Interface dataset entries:
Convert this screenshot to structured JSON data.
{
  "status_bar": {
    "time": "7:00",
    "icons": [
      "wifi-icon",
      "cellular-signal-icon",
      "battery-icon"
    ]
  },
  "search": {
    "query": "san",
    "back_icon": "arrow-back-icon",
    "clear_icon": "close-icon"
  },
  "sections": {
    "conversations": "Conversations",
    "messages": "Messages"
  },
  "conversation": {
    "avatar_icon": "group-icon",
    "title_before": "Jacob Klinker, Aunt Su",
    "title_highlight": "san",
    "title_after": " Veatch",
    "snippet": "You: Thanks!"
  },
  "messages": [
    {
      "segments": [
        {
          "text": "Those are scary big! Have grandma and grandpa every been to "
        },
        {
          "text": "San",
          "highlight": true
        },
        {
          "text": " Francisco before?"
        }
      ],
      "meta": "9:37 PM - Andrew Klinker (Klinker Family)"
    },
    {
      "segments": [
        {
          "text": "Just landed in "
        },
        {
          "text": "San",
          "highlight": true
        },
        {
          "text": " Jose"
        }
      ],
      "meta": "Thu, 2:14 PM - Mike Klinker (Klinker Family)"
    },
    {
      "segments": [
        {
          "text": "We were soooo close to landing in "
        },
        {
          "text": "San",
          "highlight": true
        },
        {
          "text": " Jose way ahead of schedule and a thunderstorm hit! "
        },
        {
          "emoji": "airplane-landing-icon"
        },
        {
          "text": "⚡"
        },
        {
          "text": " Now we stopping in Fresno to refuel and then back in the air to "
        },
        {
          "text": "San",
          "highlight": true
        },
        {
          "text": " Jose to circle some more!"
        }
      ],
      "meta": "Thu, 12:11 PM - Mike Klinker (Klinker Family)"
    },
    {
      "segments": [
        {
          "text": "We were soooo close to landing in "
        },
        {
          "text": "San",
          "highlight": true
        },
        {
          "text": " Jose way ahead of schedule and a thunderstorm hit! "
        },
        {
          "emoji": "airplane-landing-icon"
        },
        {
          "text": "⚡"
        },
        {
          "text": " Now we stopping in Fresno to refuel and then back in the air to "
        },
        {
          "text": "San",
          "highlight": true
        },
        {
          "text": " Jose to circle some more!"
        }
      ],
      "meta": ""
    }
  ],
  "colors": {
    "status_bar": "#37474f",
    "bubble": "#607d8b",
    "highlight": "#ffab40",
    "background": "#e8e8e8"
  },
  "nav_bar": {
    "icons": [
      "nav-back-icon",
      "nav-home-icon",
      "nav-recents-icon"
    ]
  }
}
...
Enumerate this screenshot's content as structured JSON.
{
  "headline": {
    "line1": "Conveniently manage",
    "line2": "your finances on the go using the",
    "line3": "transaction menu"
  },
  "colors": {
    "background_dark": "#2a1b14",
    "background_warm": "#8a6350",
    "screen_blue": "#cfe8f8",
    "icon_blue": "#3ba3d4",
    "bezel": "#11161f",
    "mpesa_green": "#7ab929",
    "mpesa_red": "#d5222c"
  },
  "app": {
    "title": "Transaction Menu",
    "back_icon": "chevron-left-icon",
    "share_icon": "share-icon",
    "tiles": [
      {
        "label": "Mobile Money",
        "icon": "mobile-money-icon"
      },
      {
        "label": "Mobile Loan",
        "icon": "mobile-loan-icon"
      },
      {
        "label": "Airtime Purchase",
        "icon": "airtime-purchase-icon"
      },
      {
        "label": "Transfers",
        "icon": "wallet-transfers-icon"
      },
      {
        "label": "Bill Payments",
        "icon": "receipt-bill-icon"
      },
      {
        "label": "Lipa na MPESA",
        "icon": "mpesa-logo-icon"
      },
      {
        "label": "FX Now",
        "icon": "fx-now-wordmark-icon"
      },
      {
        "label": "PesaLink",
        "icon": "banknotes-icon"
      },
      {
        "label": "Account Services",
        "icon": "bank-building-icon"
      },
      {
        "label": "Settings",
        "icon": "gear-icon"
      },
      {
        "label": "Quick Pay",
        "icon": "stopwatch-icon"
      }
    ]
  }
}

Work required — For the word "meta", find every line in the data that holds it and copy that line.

Task solution —
      "meta": "9:37 PM - Andrew Klinker (Klinker Family)"
      "meta": "Thu, 2:14 PM - Mike Klinker (Klinker Family)"
      "meta": "Thu, 12:11 PM - Mike Klinker (Klinker Family)"
      "meta": ""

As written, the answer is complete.